§ WORK ITEM: Every entry that follows should be reproduced exactly.
--- STUDY MATERIAL Enclosed Below ---
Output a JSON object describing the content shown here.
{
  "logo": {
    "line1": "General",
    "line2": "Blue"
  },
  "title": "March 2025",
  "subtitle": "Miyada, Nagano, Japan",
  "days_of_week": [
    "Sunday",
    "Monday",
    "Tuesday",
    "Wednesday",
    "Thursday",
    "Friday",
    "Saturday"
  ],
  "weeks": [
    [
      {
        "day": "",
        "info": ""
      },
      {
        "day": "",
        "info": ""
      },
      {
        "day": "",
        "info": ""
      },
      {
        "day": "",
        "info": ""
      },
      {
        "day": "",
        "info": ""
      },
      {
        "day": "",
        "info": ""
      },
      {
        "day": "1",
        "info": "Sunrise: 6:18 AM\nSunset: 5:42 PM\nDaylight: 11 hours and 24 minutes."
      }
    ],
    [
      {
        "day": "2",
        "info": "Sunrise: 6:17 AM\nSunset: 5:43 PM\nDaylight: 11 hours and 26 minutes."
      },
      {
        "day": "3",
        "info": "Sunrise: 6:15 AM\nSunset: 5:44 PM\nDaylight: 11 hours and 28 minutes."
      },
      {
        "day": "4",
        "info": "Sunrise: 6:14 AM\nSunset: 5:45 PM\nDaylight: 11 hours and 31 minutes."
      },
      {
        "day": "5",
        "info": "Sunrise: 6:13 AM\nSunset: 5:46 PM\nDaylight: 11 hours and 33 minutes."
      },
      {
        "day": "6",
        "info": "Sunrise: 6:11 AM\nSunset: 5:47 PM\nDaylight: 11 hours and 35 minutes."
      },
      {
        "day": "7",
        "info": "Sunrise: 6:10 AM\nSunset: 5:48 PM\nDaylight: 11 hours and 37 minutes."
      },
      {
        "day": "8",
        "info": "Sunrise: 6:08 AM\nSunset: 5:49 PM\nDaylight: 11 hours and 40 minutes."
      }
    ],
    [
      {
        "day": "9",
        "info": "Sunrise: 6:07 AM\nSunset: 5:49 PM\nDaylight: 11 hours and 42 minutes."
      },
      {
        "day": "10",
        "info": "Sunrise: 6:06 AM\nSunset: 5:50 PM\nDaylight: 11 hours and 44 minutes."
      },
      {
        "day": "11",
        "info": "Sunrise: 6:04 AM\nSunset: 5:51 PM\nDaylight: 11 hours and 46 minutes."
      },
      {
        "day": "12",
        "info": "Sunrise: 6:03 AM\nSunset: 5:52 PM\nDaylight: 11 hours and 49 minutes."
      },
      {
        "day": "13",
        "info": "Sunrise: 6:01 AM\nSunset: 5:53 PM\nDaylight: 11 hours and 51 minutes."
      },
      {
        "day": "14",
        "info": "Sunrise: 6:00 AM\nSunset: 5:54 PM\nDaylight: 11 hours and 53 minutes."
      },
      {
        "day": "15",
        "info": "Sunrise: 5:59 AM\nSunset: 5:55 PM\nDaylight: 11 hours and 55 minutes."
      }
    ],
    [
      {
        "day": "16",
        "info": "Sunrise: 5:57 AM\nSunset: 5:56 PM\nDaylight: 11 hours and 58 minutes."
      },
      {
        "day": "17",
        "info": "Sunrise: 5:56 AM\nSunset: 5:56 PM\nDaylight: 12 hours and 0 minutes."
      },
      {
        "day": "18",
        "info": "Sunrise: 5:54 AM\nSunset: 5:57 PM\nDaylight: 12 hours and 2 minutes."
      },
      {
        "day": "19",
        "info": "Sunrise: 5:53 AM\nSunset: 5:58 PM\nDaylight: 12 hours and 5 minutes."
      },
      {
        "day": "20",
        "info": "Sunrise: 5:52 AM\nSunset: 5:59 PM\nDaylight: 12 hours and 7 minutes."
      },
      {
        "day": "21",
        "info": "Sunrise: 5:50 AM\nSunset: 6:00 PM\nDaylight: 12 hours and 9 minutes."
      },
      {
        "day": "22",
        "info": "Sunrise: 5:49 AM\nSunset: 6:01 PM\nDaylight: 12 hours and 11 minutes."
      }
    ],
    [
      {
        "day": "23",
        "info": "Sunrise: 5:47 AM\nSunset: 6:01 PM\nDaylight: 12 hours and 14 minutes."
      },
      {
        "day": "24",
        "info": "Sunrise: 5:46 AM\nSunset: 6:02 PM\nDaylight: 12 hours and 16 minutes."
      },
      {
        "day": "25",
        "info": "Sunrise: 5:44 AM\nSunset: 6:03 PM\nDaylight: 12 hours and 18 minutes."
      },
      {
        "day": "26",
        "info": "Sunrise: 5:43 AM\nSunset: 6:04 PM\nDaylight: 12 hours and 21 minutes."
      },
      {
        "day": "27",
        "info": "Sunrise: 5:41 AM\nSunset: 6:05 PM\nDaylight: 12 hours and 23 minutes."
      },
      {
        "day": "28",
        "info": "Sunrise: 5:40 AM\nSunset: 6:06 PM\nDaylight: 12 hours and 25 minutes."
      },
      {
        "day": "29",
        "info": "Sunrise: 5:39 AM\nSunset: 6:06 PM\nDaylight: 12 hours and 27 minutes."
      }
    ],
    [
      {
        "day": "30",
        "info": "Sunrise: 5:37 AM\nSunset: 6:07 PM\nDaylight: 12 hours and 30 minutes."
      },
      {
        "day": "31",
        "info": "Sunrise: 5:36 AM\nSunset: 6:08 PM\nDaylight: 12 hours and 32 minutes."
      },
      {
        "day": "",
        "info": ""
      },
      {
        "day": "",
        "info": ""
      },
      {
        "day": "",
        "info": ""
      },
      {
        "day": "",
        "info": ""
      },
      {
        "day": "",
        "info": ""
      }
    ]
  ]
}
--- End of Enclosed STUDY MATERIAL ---
§ EXERCISE SOLUTION:
Output a JSON object describing the content shown here.
{
  "logo": {
    "line1": "General",
    "line2": "Blue"
  },
  "title": "March 2025",
  "subtitle": "Miyada, Nagano, Japan",
  "days_of_week": [
    "Sunday",
    "Monday",
    "Tuesday",
    "Wednesday",
    "Thursday",
    "Friday",
    "Saturday"
  ],
  "weeks": [
    [
      {
        "day": "",
        "info": ""
      },
      {
        "day": "",
        "info": ""
      },
      {
        "day": "",
        "info": ""
      },
      {
        "day": "",
        "info": ""
      },
      {
        "day": "",
        "info": ""
      },
      {
        "day": "",
        "info": ""
      },
      {
        "day": "1",
        "info": "Sunrise: 6:18 AM\nSunset: 5:42 PM\nDaylight: 11 hours and 24 minutes."
      }
    ],
    [
      {
        "day": "2",
        "info": "Sunrise: 6:17 AM\nSunset: 5:43 PM\nDaylight: 11 hours and 26 minutes."
      },
      {
        "day": "3",
        "info": "Sunrise: 6:15 AM\nSunset: 5:44 PM\nDaylight: 11 hours and 28 minutes."
      },
      {
        "day": "4",
        "info": "Sunrise: 6:14 AM\nSunset: 5:45 PM\nDaylight: 11 hours and 31 minutes."
      },
      {
        "day": "5",
        "info": "Sunrise: 6:13 AM\nSunset: 5:46 PM\nDaylight: 11 hours and 33 minutes."
      },
      {
        "day": "6",
        "info": "Sunrise: 6:11 AM\nSunset: 5:47 PM\nDaylight: 11 hours and 35 minutes."
      },
      {
        "day": "7",
        "info": "Sunrise: 6:10 AM\nSunset: 5:48 PM\nDaylight: 11 hours and 37 minutes."
      },
      {
        "day": "8",
        "info": "Sunrise: 6:08 AM\nSunset: 5:49 PM\nDaylight: 11 hours and 40 minutes."
      }
    ],
    [
      {
        "day": "9",
        "info": "Sunrise: 6:07 AM\nSunset: 5:49 PM\nDaylight: 11 hours and 42 minutes."
      },
      {
        "day": "10",
        "info": "Sunrise: 6:06 AM\nSunset: 5:50 PM\nDaylight: 11 hours and 44 minutes."
      },
      {
        "day": "11",
        "info": "Sunrise: 6:04 AM\nSunset: 5:51 PM\nDaylight: 11 hours and 46 minutes."
      },
      {
        "day": "12",
        "info": "Sunrise: 6:03 AM\nSunset: 5:52 PM\nDaylight: 11 hours and 49 minutes."
      },
      {
        "day": "13",
        "info": "Sunrise: 6:01 AM\nSunset: 5:53 PM\nDaylight: 11 hours and 51 minutes."
      },
      {
        "day": "14",
        "info": "Sunrise: 6:00 AM\nSunset: 5:54 PM\nDaylight: 11 hours and 53 minutes."
      },
      {
        "day": "15",
        "info": "Sunrise: 5:59 AM\nSunset: 5:55 PM\nDaylight: 11 hours and 55 minutes."
      }
    ],
    [
      {
        "day": "16",
        "info": "Sunrise: 5:57 AM\nSunset: 5:56 PM\nDaylight: 11 hours and 58 minutes."
      },
      {
        "day": "17",
        "info": "Sunrise: 5:56 AM\nSunset: 5:56 PM\nDaylight: 12 hours and 0 minutes."
      },
      {
        "day": "18",
        "info": "Sunrise: 5:54 AM\nSunset: 5:57 PM\nDaylight: 12 hours and 2 minutes."
      },
      {
        "day": "19",
        "info": "Sunrise: 5:53 AM\nSunset: 5:58 PM\nDaylight: 12 hours and 5 minutes."
      },
      {
        "day": "20",
        "info": "Sunrise: 5:52 AM\nSunset: 5:59 PM\nDaylight: 12 hours and 7 minutes."
      },
      {
        "day": "21",
        "info": "Sunrise: 5:50 AM\nSunset: 6:00 PM\nDaylight: 12 hours and 9 minutes."
      },
      {
        "day": "22",
        "info": "Sunrise: 5:49 AM\nSunset: 6:01 PM\nDaylight: 12 hours and 11 minutes."
      }
    ],
    [
      {
        "day": "23",
        "info": "Sunrise: 5:47 AM\nSunset: 6:01 PM\nDaylight: 12 hours and 14 minutes."
      },
      {
        "day": "24",
        "info": "Sunrise: 5:46 AM\nSunset: 6:02 PM\nDaylight: 12 hours and 16 minutes."
      },
      {
        "day": "25",
        "info": "Sunrise: 5:44 AM\nSunset: 6:03 PM\nDaylight: 12 hours and 18 minutes."
      },
      {
        "day": "26",
        "info": "Sunrise: 5:43 AM\nSunset: 6:04 PM\nDaylight: 12 hours and 21 minutes."
      },
      {
        "day": "27",
        "info": "Sunrise: 5:41 AM\nSunset: 6:05 PM\nDaylight: 12 hours and 23 minutes."
      },
      {
        "day": "28",
        "info": "Sunrise: 5:40 AM\nSunset: 6:06 PM\nDaylight: 12 hours and 25 minutes."
      },
      {
        "day": "29",
        "info": "Sunrise: 5:39 AM\nSunset: 6:06 PM\nDaylight: 12 hours and 27 minutes."
      }
    ],
    [
      {
        "day": "30",
        "info": "Sunrise: 5:37 AM\nSunset: 6:07 PM\nDaylight: 12 hours and 30 minutes."
      },
      {
        "day": "31",
        "info": "Sunrise: 5:36 AM\nSunset: 6:08 PM\nDaylight: 12 hours and 32 minutes."
      },
      {
        "day": "",
        "info": ""
      },
      {
        "day": "",
        "info": ""
      },
      {
        "day": "",
        "info": ""
      },
      {
        "day": "",
        "info": ""
      },
      {
        "day": "",
        "info": ""
      }
    ]
  ]
}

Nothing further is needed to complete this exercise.